14. What are the rules concerning ITV seeking to conduct negotiations on an ITV family basis?

There are potentially three sets of legal rules which could be applicable in this area, and each is enforced by different regulatory bodies.

  1. Ofcom’s airtime sales rules – enforced by Ofcom
  2. General competition law – enforced by Ofcom and the OFT
  3. The Undertakings – enforced by the Adjudicator

Ofcom’s airtime sales rules

Media buyers or advertisers should direct any queries or complaints relating to these rules to Ofcom. A summary and discussion of the airtime sales rules can be found at:

http://www.ofcom.org.uk/tv/ifi/guidance/ITV_airtime_sales/Airtime_sales_rules/

Under these rules: (i) conditional selling by any Broadcaster is strictly prohibited; but (ii) the bundling of channels is permitted.

General competition rules

These rules are enforced by Ofcom and the Office of Fair Trading.
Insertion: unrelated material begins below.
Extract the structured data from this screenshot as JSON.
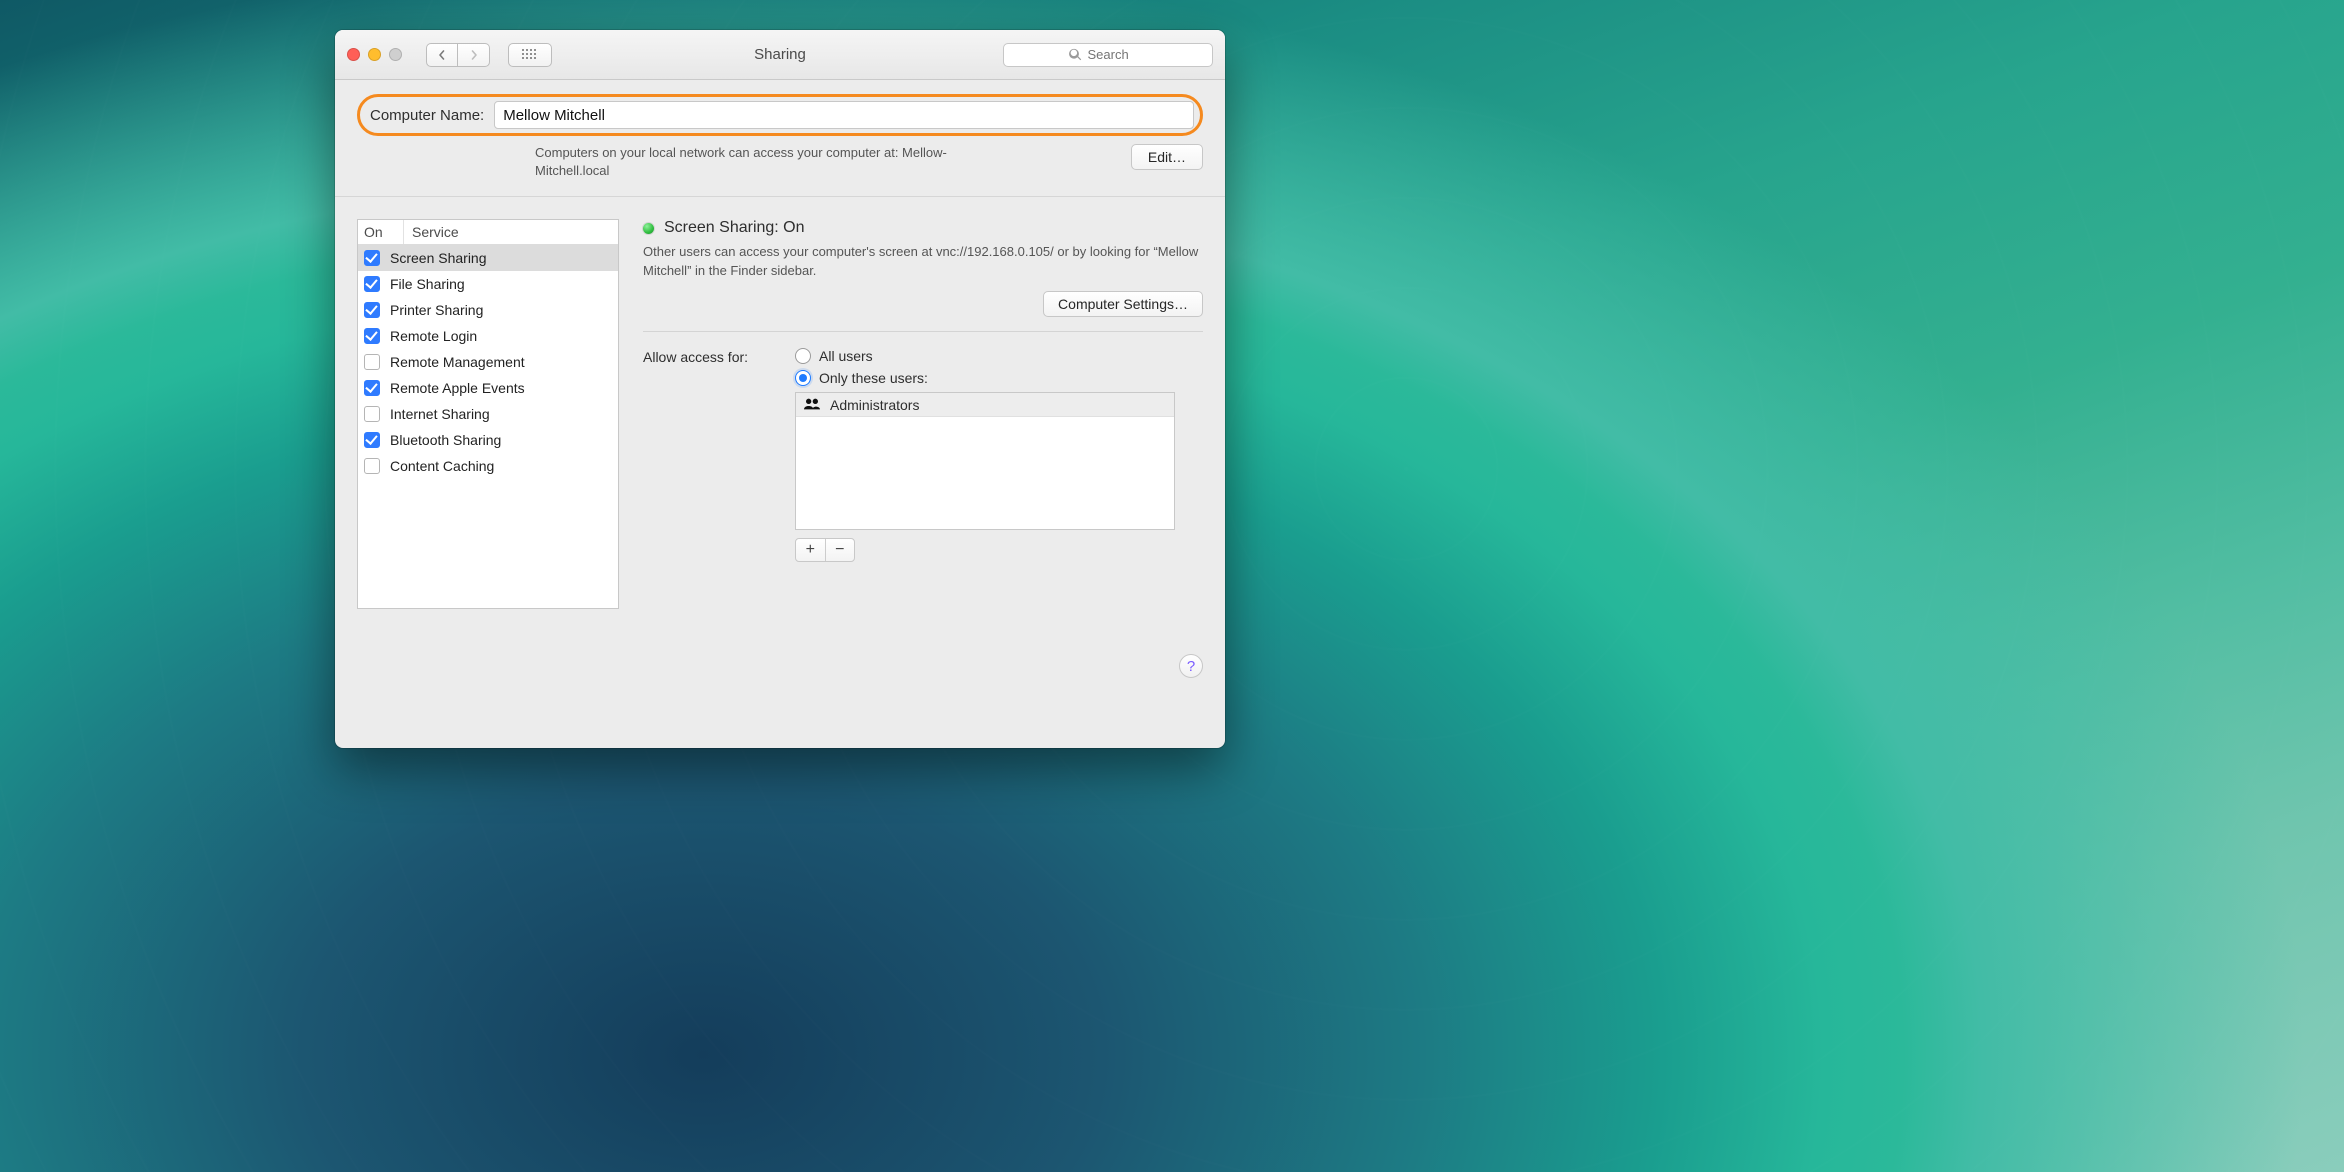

If media buyers or advertisers would like guidance about whether the competition rules might apply, then they should contact Ofcom or the Office of Fair Trading to discuss this.

The Undertakings
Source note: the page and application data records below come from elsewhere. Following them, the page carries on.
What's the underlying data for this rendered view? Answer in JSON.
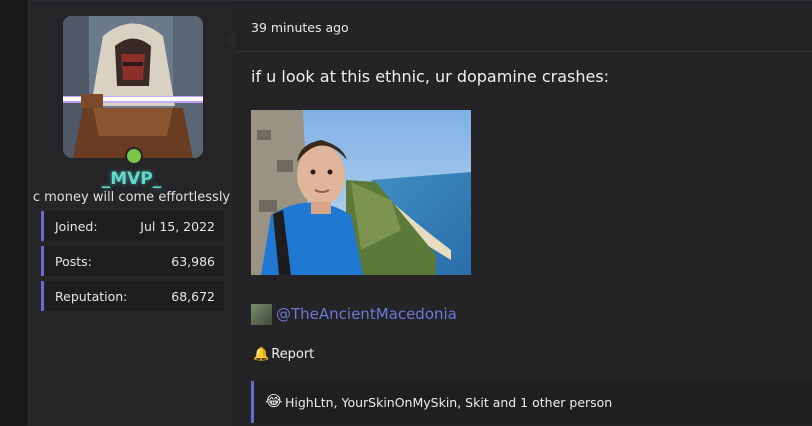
{
  "user": {
    "name": "_MVP_",
    "title": "c money will come effortlessly",
    "status": "online",
    "stats": [
      {
        "label": "Joined:",
        "value": "Jul 15, 2022"
      },
      {
        "label": "Posts:",
        "value": "63,986"
      },
      {
        "label": "Reputation:",
        "value": "68,672"
      }
    ]
  },
  "post": {
    "time": "39 minutes ago",
    "text": "if u look at this ethnic, ur dopamine crashes:",
    "mention": "@TheAncientMacedonia",
    "report_label": "Report",
    "reactions": {
      "emoji": "😂",
      "text": "HighLtn, YourSkinOnMySkin, Skit and 1 other person"
    }
  },
  "colors": {
    "accent": "#6a6ad0",
    "username": "#5fd9cc",
    "online": "#7bc44a",
    "link": "#6a78d6"
  }
}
The Undertakings apply to ITV1 only. ITV must make a “fair and reasonable” offer on ITV1 as a standalone contract if requested. This applies to CRR, contract variations and new contracts. ITV can propose a bundled offer-but the buyer does not have to accept this if they only want an ITV1 deal or if they want separate deals for ITV1 and ITV digital. ITV cannot only offer fair and reasonable terms on ITV1 conditional on accepting terms on ITV digital. Whilst ITV is within its rights to offer a bundled ITV family deal, it cannot demand this.


*These questions and answers should be used as guidance only, and do not bind the Adjudicator in any future dispute.  The views expressed represent the current considered opinions of the Adjudicator.  However, if any of the issues addressed subsequently arose in the context of a dispute, the Adjudicator would reconsider the issue afresh, in the light of the facts of the case and the arguments of the parties.